A two-level residence at Solaris in Vail Village that Greenauer worked on more recently has a dramatically different feel from that of the Bachelor Gulch home, which she describes as a “mountain feel with a modern spin.” Details like oversize pendant lights, translucent-glass vessel sinks, and a painted-glass backsplash for the great room’s large bar lend a note of contemporary chic, yet natural elements—wood, stone, and leather—keep the look from seeming too slick. And Greenauer’s choice of materials, whether it’s in the lively scrolled fabric of a sofa or the vibrant petrified stone from Italy used for the bar’s countertops and the fireplace hearth, also adds character. “I really feel strong about texture in design, whether it’s wood, carvings, or stone that has ‘movement,’” Greenauer says. On the bar, for example, she and her clients “didn’t want a run-of-the-mill stone. We picked a fantastic one that has lively qualities. It’s very textural.”
Greenauer solved the conundrum of camouflaging a large television in the great room in a way that was far more inventive than just sticking it in an armoire. “You don’t want the TV to dominate your main entertaining space,” she says. “With a lot of penthouse living, there has to be a creative solution.” The fix? A custom, leather-wrapped cabinet with a motorized lift—the TV glides up with the touch of a button. Situated in a corner next to the fireplace and subtly highlighted with embossing and nailhead trim, it looks like a large trunk. The penthouse’s stair risers are similarly inspired: each riser is fronted with a leather panel embossed with a different pattern of Greenauer’s design.
This fall, Greenauer completed yet another penthouse project: a total remodel of an approximately 2,500-square-foot residence near Lincoln Center in Manhattan. It embodies her emphasis on both function and creativity, starting with another TV concealment. In this case, a large screen drops from the ceiling, with a projector tucked into an alcove. “It was a big challenge, because there was so much other stuff that had to go into the ceiling, too, like air ducts, pipes, and electrical,” she explains. A piece of wood that matches the ceiling lines the screen’s bottom, so when it’s stowed away, it’s totally hidden.

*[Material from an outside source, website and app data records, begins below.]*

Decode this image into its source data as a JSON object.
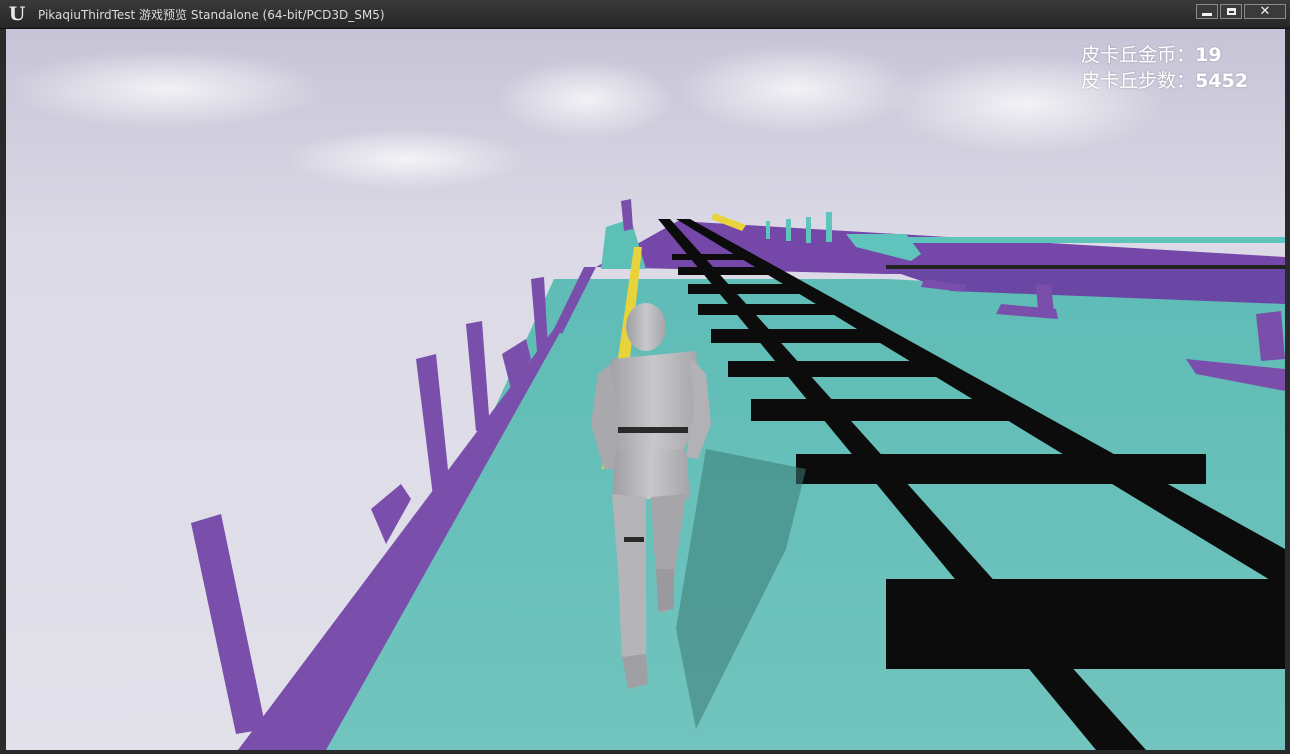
{
  "window": {
    "title": "PikaqiuThirdTest 游戏预览 Standalone (64-bit/PCD3D_SM5)",
    "logo_icon": "unreal-engine-logo"
  },
  "hud": {
    "coins_label": "皮卡丘金币：",
    "coins_value": "19",
    "steps_label": "皮卡丘步数：",
    "steps_value": "5452"
  },
  "colors": {
    "floor": "#6cc0bb",
    "rail_purple": "#7a4eab",
    "rail_teal": "#5fc4bc",
    "track_black": "#0c0c0c",
    "stripe_yellow": "#e8d43a",
    "character": "#b9b9bc"
  }
}
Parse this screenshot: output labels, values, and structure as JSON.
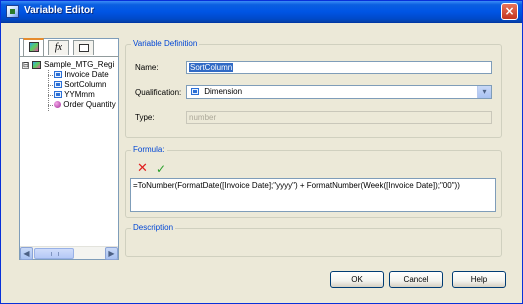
{
  "window": {
    "title": "Variable Editor",
    "close_glyph": "×"
  },
  "tabs": {
    "objects_icon": "objects-icon",
    "functions_label": "fx",
    "operators_icon": "operators-icon"
  },
  "tree": {
    "root": {
      "label": "Sample_MTG_Regi",
      "icon": "universe-icon",
      "expander": "⊟"
    },
    "items": [
      {
        "label": "Invoice Date",
        "icon": "dimension-icon"
      },
      {
        "label": "SortColumn",
        "icon": "dimension-icon"
      },
      {
        "label": "YYMmm",
        "icon": "dimension-icon"
      },
      {
        "label": "Order Quantity",
        "icon": "measure-icon"
      }
    ]
  },
  "scrollbar": {
    "left_arrow": "◀",
    "right_arrow": "▶"
  },
  "variable_definition": {
    "legend": "Variable Definition",
    "name_label": "Name:",
    "name_value": "SortColumn",
    "qualification_label": "Qualification:",
    "qualification_value": "Dimension",
    "type_label": "Type:",
    "type_value": "number",
    "combo_arrow": "▾"
  },
  "formula": {
    "legend": "Formula:",
    "cancel_glyph": "✕",
    "validate_glyph": "✓",
    "text": "=ToNumber(FormatDate([Invoice Date];\"yyyy\") + FormatNumber(Week([Invoice Date]);\"00\"))"
  },
  "description": {
    "legend": "Description"
  },
  "buttons": {
    "ok": "OK",
    "cancel": "Cancel",
    "help": "Help"
  },
  "colors": {
    "titlebar": "#0055e5",
    "legend_text": "#0046d5",
    "selection": "#316ac5",
    "cancel_icon": "#e02020",
    "validate_icon": "#2aa02a"
  }
}
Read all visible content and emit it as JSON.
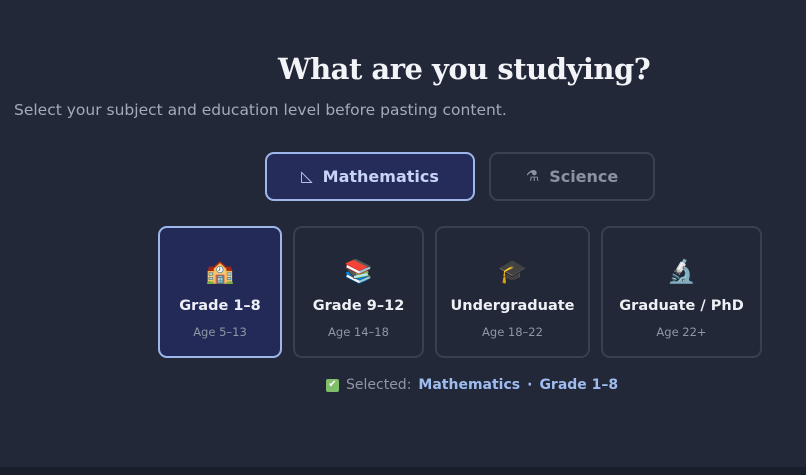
{
  "header": {
    "title": "What are you studying?",
    "subtitle": "Select your subject and education level before pasting content."
  },
  "subjects": [
    {
      "label": "Mathematics",
      "icon": "triangle-ruler-icon",
      "glyph": "◺",
      "selected": true
    },
    {
      "label": "Science",
      "icon": "microscope-icon",
      "glyph": "⚗",
      "selected": false
    }
  ],
  "levels": [
    {
      "label": "Grade 1–8",
      "age": "Age 5–13",
      "icon": "school-icon",
      "glyph": "🏫",
      "selected": true
    },
    {
      "label": "Grade 9–12",
      "age": "Age 14–18",
      "icon": "books-icon",
      "glyph": "📚",
      "selected": false
    },
    {
      "label": "Undergraduate",
      "age": "Age 18–22",
      "icon": "graduation-cap-icon",
      "glyph": "🎓",
      "selected": false
    },
    {
      "label": "Graduate / PhD",
      "age": "Age 22+",
      "icon": "microscope-icon",
      "glyph": "🔬",
      "selected": false
    }
  ],
  "status": {
    "prefix": "Selected:",
    "subject": "Mathematics",
    "separator": "·",
    "level": "Grade 1–8",
    "check_glyph": "✔"
  },
  "colors": {
    "background": "#222838",
    "accent": "#9fb6ea",
    "selected_fill": "#252c5a",
    "check": "#7fbf6a"
  }
}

Throughout the Manhattan penthouse, Greenauer drew on her technical awareness to create a well-designed space that’s both comfortable and chic, working closely with the contractor during a renovation that gutted the previous interior. “I finalized the floor plan after the demo and seeing what was in the walls,” she says. “We used every square inch of functional space.” That included eliminating a small third bedroom to create a luxurious master suite with walk-in closet. To accommodate a grand piano in the open living area, Greenauer did away with a full dining room. The open kitchen, however, includes a dining area, and a more formal arrangement can be set up for entertaining.
The overall aesthetic includes earthy elements like wide-plank hickory floors and a cut-stone accent wall that threads through the main living space, which Greenauer describes as “very architectural and leaning toward the modern side.” Another unifying element: the same dark wood used for the custom Clive Christian cabinetry in the kitchen wraps structural panels in the living area.
And Greenauer tackled another water-related challenge. Instead of dealing with a flood, though, this one involved a freestanding soaking tub for the master bath, carved out of a large block of limestone. “I knew it would be hard, but I didn’t realize what I was getting into,” she admits. The tub was crafted in upstate New York, with openings predrilled that would have to exactly match the plumbing. During the installation, the moment of reckoning came, and Greenauer fervently hoped that all of the elements would line up. They did.
But even if they hadn’t, Greenauer surely would have devised an elegant solution. After all, whether it’s aloft in Bachelor Gulch or atop a Manhattan high-rise, she seems most at home when things are up in the air.